kishke (plural kishkes)

  1. A dish made from stuffed intestine.
  2. (informal, often in the plural) Intestines, guts.
    • 1969, Philip Roth, Portnoy's Complaint:
      Subsequently she was over the toilet all night throwing up. ‘My kishkas came out from that thing! Some practical joker!’
    Oy a broch! I was so worried! I knew something was wrong. In my kishkes, I could feel it!



  • kishke” in The American Heritage Dictionary of the English Language, Fourth Edition, Houghton Mifflin Company, 2006.
  • kishke” in Unabridged, v1.1, Lexico Publishing Group, 2006.
  • kishke” in Merriam-Webster Online Dictionary, Merriam-Webster Online
  • “kishke” in the The New Oxford American Dictionary, Second Edition, Oxford University Press, 2005

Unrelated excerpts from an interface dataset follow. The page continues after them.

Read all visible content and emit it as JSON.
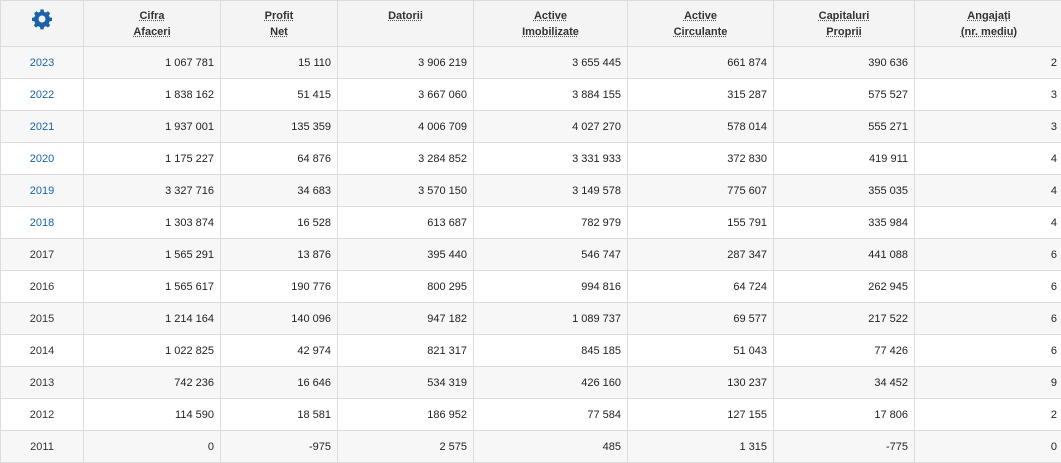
{
  "header": {
    "settings_icon": "gear-icon",
    "columns": [
      {
        "line1": "Cifra",
        "line2": "Afaceri"
      },
      {
        "line1": "Profit",
        "line2": "Net"
      },
      {
        "line1": "Datorii",
        "line2": ""
      },
      {
        "line1": "Active",
        "line2": "Imobilizate"
      },
      {
        "line1": "Active",
        "line2": "Circulante"
      },
      {
        "line1": "Capitaluri",
        "line2": "Proprii"
      },
      {
        "line1": "Angajați",
        "line2": "(nr. mediu)"
      }
    ]
  },
  "rows": [
    {
      "year": "2023",
      "linked": true,
      "values": [
        "1 067 781",
        "15 110",
        "3 906 219",
        "3 655 445",
        "661 874",
        "390 636",
        "2"
      ]
    },
    {
      "year": "2022",
      "linked": true,
      "values": [
        "1 838 162",
        "51 415",
        "3 667 060",
        "3 884 155",
        "315 287",
        "575 527",
        "3"
      ]
    },
    {
      "year": "2021",
      "linked": true,
      "values": [
        "1 937 001",
        "135 359",
        "4 006 709",
        "4 027 270",
        "578 014",
        "555 271",
        "3"
      ]
    },
    {
      "year": "2020",
      "linked": true,
      "values": [
        "1 175 227",
        "64 876",
        "3 284 852",
        "3 331 933",
        "372 830",
        "419 911",
        "4"
      ]
    },
    {
      "year": "2019",
      "linked": true,
      "values": [
        "3 327 716",
        "34 683",
        "3 570 150",
        "3 149 578",
        "775 607",
        "355 035",
        "4"
      ]
    },
    {
      "year": "2018",
      "linked": true,
      "values": [
        "1 303 874",
        "16 528",
        "613 687",
        "782 979",
        "155 791",
        "335 984",
        "4"
      ]
    },
    {
      "year": "2017",
      "linked": false,
      "values": [
        "1 565 291",
        "13 876",
        "395 440",
        "546 747",
        "287 347",
        "441 088",
        "6"
      ]
    },
    {
      "year": "2016",
      "linked": false,
      "values": [
        "1 565 617",
        "190 776",
        "800 295",
        "994 816",
        "64 724",
        "262 945",
        "6"
      ]
    },
    {
      "year": "2015",
      "linked": false,
      "values": [
        "1 214 164",
        "140 096",
        "947 182",
        "1 089 737",
        "69 577",
        "217 522",
        "6"
      ]
    },
    {
      "year": "2014",
      "linked": false,
      "values": [
        "1 022 825",
        "42 974",
        "821 317",
        "845 185",
        "51 043",
        "77 426",
        "6"
      ]
    },
    {
      "year": "2013",
      "linked": false,
      "values": [
        "742 236",
        "16 646",
        "534 319",
        "426 160",
        "130 237",
        "34 452",
        "9"
      ]
    },
    {
      "year": "2012",
      "linked": false,
      "values": [
        "114 590",
        "18 581",
        "186 952",
        "77 584",
        "127 155",
        "17 806",
        "2"
      ]
    },
    {
      "year": "2011",
      "linked": false,
      "values": [
        "0",
        "-975",
        "2 575",
        "485",
        "1 315",
        "-775",
        "0"
      ]
    }
  ],
  "colors": {
    "link": "#1a63a8",
    "gear": "#1a63a8",
    "header_bg": "#f4f4f4",
    "row_alt_bg": "#f7f7f7",
    "border": "#dcdcdc"
  }
}
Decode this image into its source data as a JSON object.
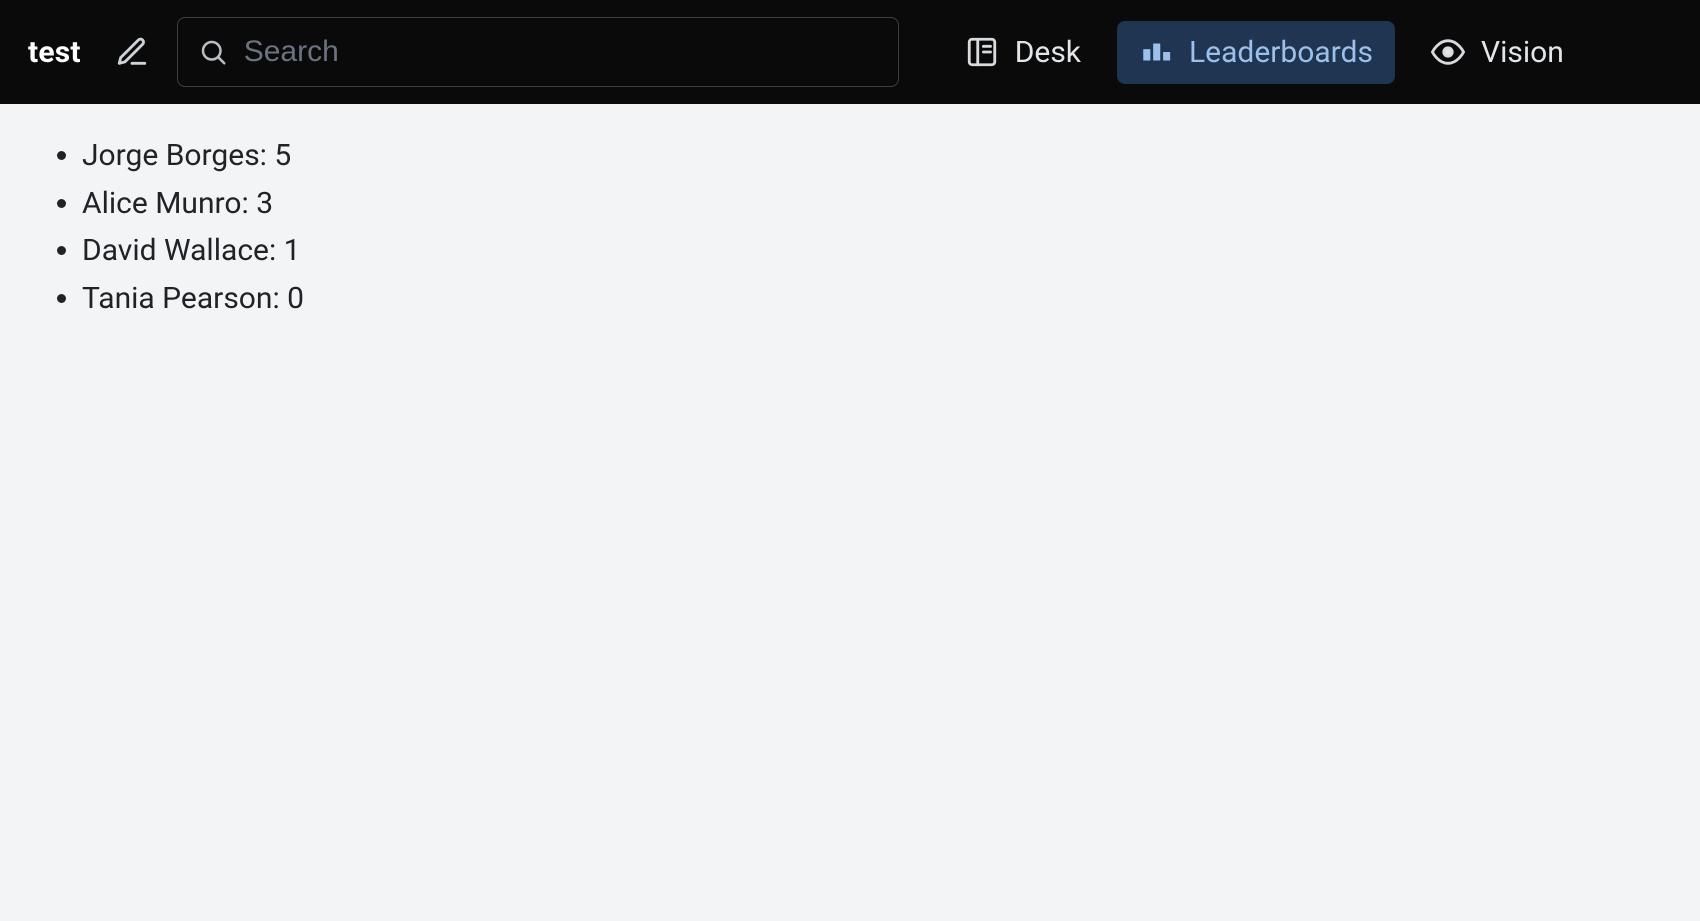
{
  "header": {
    "brand": "test",
    "search": {
      "placeholder": "Search",
      "value": ""
    },
    "nav": {
      "desk": "Desk",
      "leaderboards": "Leaderboards",
      "vision": "Vision"
    }
  },
  "leaderboard": {
    "items": [
      {
        "name": "Jorge Borges",
        "score": 5
      },
      {
        "name": "Alice Munro",
        "score": 3
      },
      {
        "name": "David Wallace",
        "score": 1
      },
      {
        "name": "Tania Pearson",
        "score": 0
      }
    ]
  }
}
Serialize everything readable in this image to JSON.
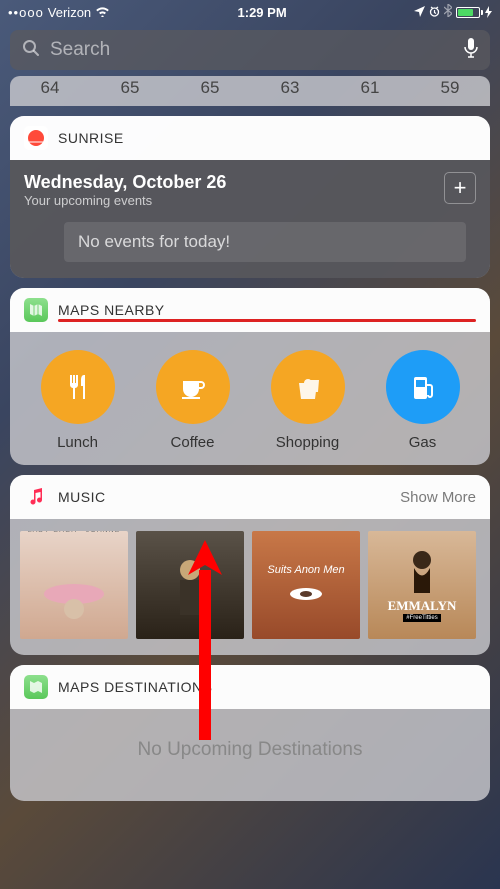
{
  "status": {
    "signal": "••ooo",
    "carrier": "Verizon",
    "time": "1:29 PM"
  },
  "search": {
    "placeholder": "Search"
  },
  "peek_values": [
    "64",
    "65",
    "65",
    "63",
    "61",
    "59"
  ],
  "sunrise": {
    "title": "SUNRISE",
    "date": "Wednesday, October 26",
    "subtitle": "Your upcoming events",
    "empty": "No events for today!"
  },
  "maps_nearby": {
    "title": "MAPS NEARBY",
    "items": [
      {
        "label": "Lunch",
        "color": "#f5a623",
        "icon": "lunch"
      },
      {
        "label": "Coffee",
        "color": "#f5a623",
        "icon": "coffee"
      },
      {
        "label": "Shopping",
        "color": "#f5a623",
        "icon": "shopping"
      },
      {
        "label": "Gas",
        "color": "#1e9df7",
        "icon": "gas"
      }
    ]
  },
  "music": {
    "title": "MUSIC",
    "show_more": "Show More",
    "albums": [
      {
        "label": "LADY GAGA · JOANNE",
        "bg": "#d9b8a8"
      },
      {
        "label": "",
        "bg": "#4a4238"
      },
      {
        "label": "Suits Anon Men",
        "bg": "#a85a3a"
      },
      {
        "label": "EMMALYN",
        "bg": "#c89a7a"
      }
    ]
  },
  "maps_dest": {
    "title": "MAPS DESTINATIONS",
    "empty": "No Upcoming Destinations"
  }
}
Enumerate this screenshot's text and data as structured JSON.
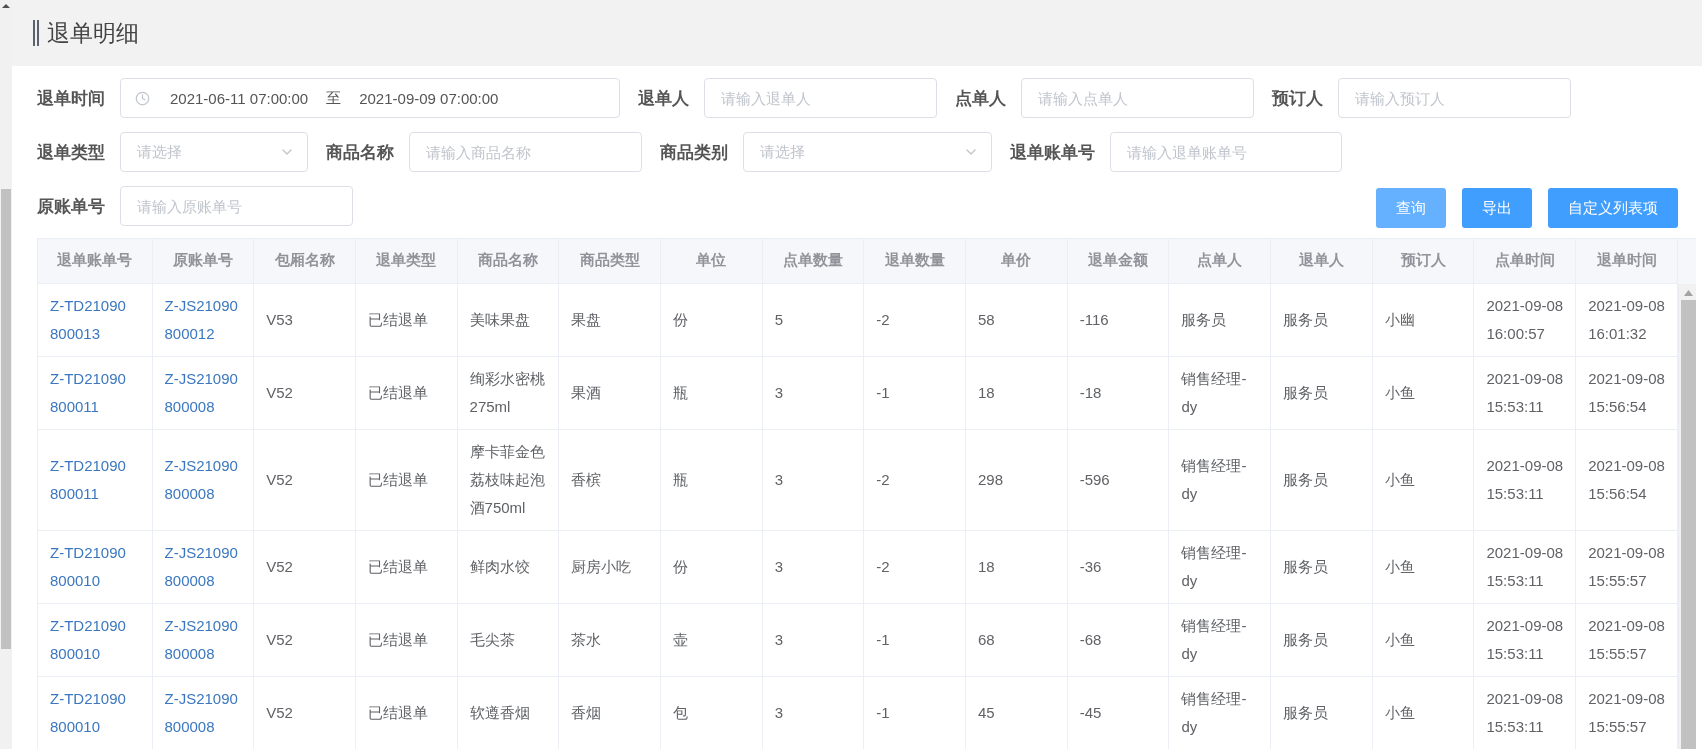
{
  "page": {
    "title": "退单明细"
  },
  "filters": {
    "groups": [
      {
        "fields": [
          {
            "kind": "date_range",
            "label": "退单时间",
            "start": "2021-06-11 07:00:00",
            "separator": "至",
            "end": "2021-09-09 07:00:00"
          },
          {
            "kind": "text",
            "label": "退单人",
            "placeholder": "请输入退单人"
          },
          {
            "kind": "text",
            "label": "点单人",
            "placeholder": "请输入点单人"
          },
          {
            "kind": "text",
            "label": "预订人",
            "placeholder": "请输入预订人"
          }
        ]
      },
      {
        "fields": [
          {
            "kind": "select",
            "label": "退单类型",
            "placeholder": "请选择"
          },
          {
            "kind": "text",
            "label": "商品名称",
            "placeholder": "请输入商品名称"
          },
          {
            "kind": "select",
            "label": "商品类别",
            "placeholder": "请选择"
          },
          {
            "kind": "text",
            "label": "退单账单号",
            "placeholder": "请输入退单账单号"
          }
        ]
      },
      {
        "fields": [
          {
            "kind": "text",
            "label": "原账单号",
            "placeholder": "请输入原账单号"
          }
        ]
      }
    ],
    "buttons": [
      {
        "label": "查询",
        "disabled": true
      },
      {
        "label": "导出",
        "disabled": false
      },
      {
        "label": "自定义列表项",
        "disabled": false
      }
    ]
  },
  "table": {
    "columns": [
      {
        "label": "退单账单号",
        "kind": "link"
      },
      {
        "label": "原账单号",
        "kind": "link"
      },
      {
        "label": "包厢名称",
        "kind": "text"
      },
      {
        "label": "退单类型",
        "kind": "text"
      },
      {
        "label": "商品名称",
        "kind": "text"
      },
      {
        "label": "商品类型",
        "kind": "text"
      },
      {
        "label": "单位",
        "kind": "text"
      },
      {
        "label": "点单数量",
        "kind": "text"
      },
      {
        "label": "退单数量",
        "kind": "text"
      },
      {
        "label": "单价",
        "kind": "text"
      },
      {
        "label": "退单金额",
        "kind": "text"
      },
      {
        "label": "点单人",
        "kind": "text"
      },
      {
        "label": "退单人",
        "kind": "text"
      },
      {
        "label": "预订人",
        "kind": "text"
      },
      {
        "label": "点单时间",
        "kind": "time"
      },
      {
        "label": "退单时间",
        "kind": "time"
      }
    ],
    "rows": [
      [
        "Z-TD21090800013",
        "Z-JS21090800012",
        "V53",
        "已结退单",
        "美味果盘",
        "果盘",
        "份",
        "5",
        "-2",
        "58",
        "-116",
        "服务员",
        "服务员",
        "小幽",
        "2021-09-08 16:00:57",
        "2021-09-08 16:01:32"
      ],
      [
        "Z-TD21090800011",
        "Z-JS21090800008",
        "V52",
        "已结退单",
        "绚彩水密桃275ml",
        "果酒",
        "瓶",
        "3",
        "-1",
        "18",
        "-18",
        "销售经理-dy",
        "服务员",
        "小鱼",
        "2021-09-08 15:53:11",
        "2021-09-08 15:56:54"
      ],
      [
        "Z-TD21090800011",
        "Z-JS21090800008",
        "V52",
        "已结退单",
        "摩卡菲金色荔枝味起泡酒750ml",
        "香槟",
        "瓶",
        "3",
        "-2",
        "298",
        "-596",
        "销售经理-dy",
        "服务员",
        "小鱼",
        "2021-09-08 15:53:11",
        "2021-09-08 15:56:54"
      ],
      [
        "Z-TD21090800010",
        "Z-JS21090800008",
        "V52",
        "已结退单",
        "鲜肉水饺",
        "厨房小吃",
        "份",
        "3",
        "-2",
        "18",
        "-36",
        "销售经理-dy",
        "服务员",
        "小鱼",
        "2021-09-08 15:53:11",
        "2021-09-08 15:55:57"
      ],
      [
        "Z-TD21090800010",
        "Z-JS21090800008",
        "V52",
        "已结退单",
        "毛尖茶",
        "茶水",
        "壶",
        "3",
        "-1",
        "68",
        "-68",
        "销售经理-dy",
        "服务员",
        "小鱼",
        "2021-09-08 15:53:11",
        "2021-09-08 15:55:57"
      ],
      [
        "Z-TD21090800010",
        "Z-JS21090800008",
        "V52",
        "已结退单",
        "软遵香烟",
        "香烟",
        "包",
        "3",
        "-1",
        "45",
        "-45",
        "销售经理-dy",
        "服务员",
        "小鱼",
        "2021-09-08 15:53:11",
        "2021-09-08 15:55:57"
      ]
    ]
  }
}
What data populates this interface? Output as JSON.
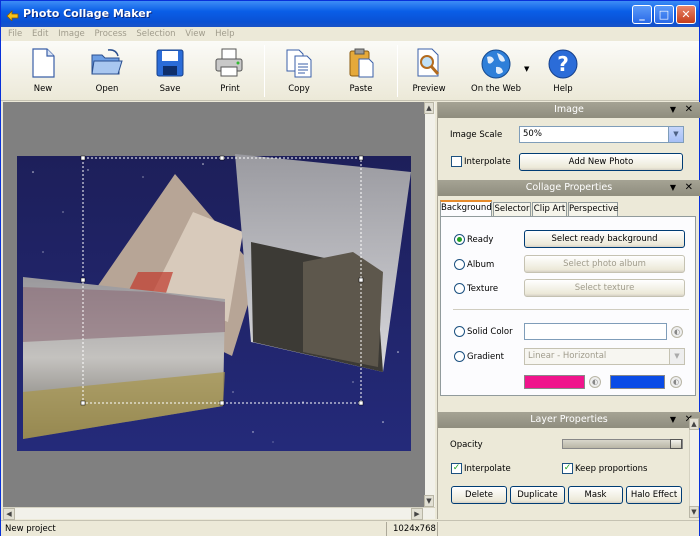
{
  "window": {
    "title": "Photo Collage Maker"
  },
  "menu": [
    "File",
    "Edit",
    "Image",
    "Process",
    "Selection",
    "View",
    "Help"
  ],
  "toolbar": {
    "new": "New",
    "open": "Open",
    "save": "Save",
    "print": "Print",
    "copy": "Copy",
    "paste": "Paste",
    "preview": "Preview",
    "on_the_web": "On the Web",
    "help": "Help"
  },
  "image_panel": {
    "title": "Image",
    "image_scale_label": "Image Scale",
    "image_scale_value": "50%",
    "interpolate_label": "Interpolate",
    "interpolate_checked": false,
    "add_new_photo": "Add New Photo"
  },
  "collage_panel": {
    "title": "Collage Properties",
    "tabs": [
      "Background",
      "Selector",
      "Clip Art",
      "Perspective"
    ],
    "active_tab": "Background",
    "ready_label": "Ready",
    "select_ready_background": "Select ready background",
    "album_label": "Album",
    "select_photo_album": "Select photo album",
    "texture_label": "Texture",
    "select_texture": "Select texture",
    "solid_color_label": "Solid Color",
    "gradient_label": "Gradient",
    "gradient_value": "Linear - Horizontal",
    "gradient_color_1": "#f0148c",
    "gradient_color_2": "#0a4be6"
  },
  "layer_panel": {
    "title": "Layer Properties",
    "opacity_label": "Opacity",
    "opacity_value": 1.0,
    "interpolate_label": "Interpolate",
    "interpolate_checked": true,
    "keep_proportions_label": "Keep proportions",
    "keep_proportions_checked": true,
    "delete": "Delete",
    "duplicate": "Duplicate",
    "mask": "Mask",
    "halo_effect": "Halo Effect"
  },
  "status": {
    "project": "New project",
    "size": "1024x768"
  }
}
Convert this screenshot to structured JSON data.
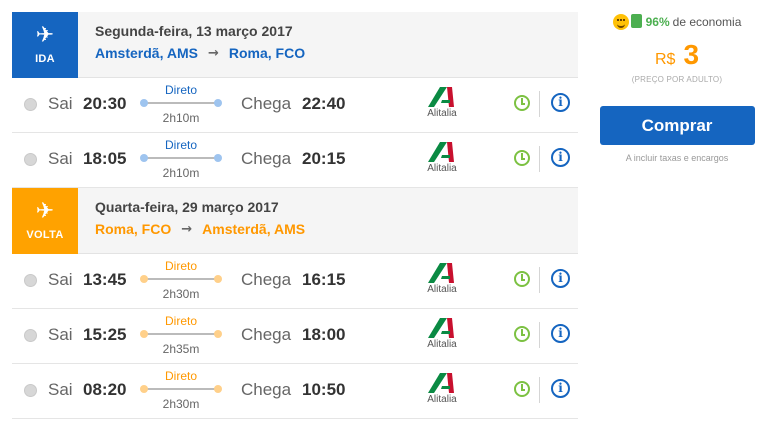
{
  "legs": [
    {
      "badge": "IDA",
      "date": "Segunda-feira, 13 março 2017",
      "from": "Amsterdã, AMS",
      "to": "Roma, FCO",
      "flights": [
        {
          "sai": "Sai",
          "dep": "20:30",
          "stops": "Direto",
          "duration": "2h10m",
          "chega": "Chega",
          "arr": "22:40",
          "airline": "Alitalia"
        },
        {
          "sai": "Sai",
          "dep": "18:05",
          "stops": "Direto",
          "duration": "2h10m",
          "chega": "Chega",
          "arr": "20:15",
          "airline": "Alitalia"
        }
      ]
    },
    {
      "badge": "VOLTA",
      "date": "Quarta-feira, 29 março 2017",
      "from": "Roma, FCO",
      "to": "Amsterdã, AMS",
      "flights": [
        {
          "sai": "Sai",
          "dep": "13:45",
          "stops": "Direto",
          "duration": "2h30m",
          "chega": "Chega",
          "arr": "16:15",
          "airline": "Alitalia"
        },
        {
          "sai": "Sai",
          "dep": "15:25",
          "stops": "Direto",
          "duration": "2h35m",
          "chega": "Chega",
          "arr": "18:00",
          "airline": "Alitalia"
        },
        {
          "sai": "Sai",
          "dep": "08:20",
          "stops": "Direto",
          "duration": "2h30m",
          "chega": "Chega",
          "arr": "10:50",
          "airline": "Alitalia"
        }
      ]
    }
  ],
  "side": {
    "economy_pct": "96%",
    "economy_label": "de economia",
    "currency": "R$",
    "price": "3",
    "per_adult": "(PREÇO POR ADULTO)",
    "buy_label": "Comprar",
    "taxes": "A incluir taxas e encargos"
  },
  "icons": {
    "plane": "airplane-icon",
    "clock": "clock-icon",
    "info": "info-icon",
    "airline_logo": "alitalia-logo-icon"
  },
  "colors": {
    "ida": "#1565c0",
    "volta": "#ffa200",
    "price": "#ff9800",
    "economy": "#4caf50"
  }
}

  • “kishka” and “kishke” in Frederic Gomes Cassidy, Joan Houston Hall (1985), Dictionary of American Regional English, p 228, Harvard University Press, ISBN 067420519
  • кишка” in Jaroslav B. Rudnycʼkyj (1962–1982), An Etymological Dictionary of the Ukrainian Language, in 2 vols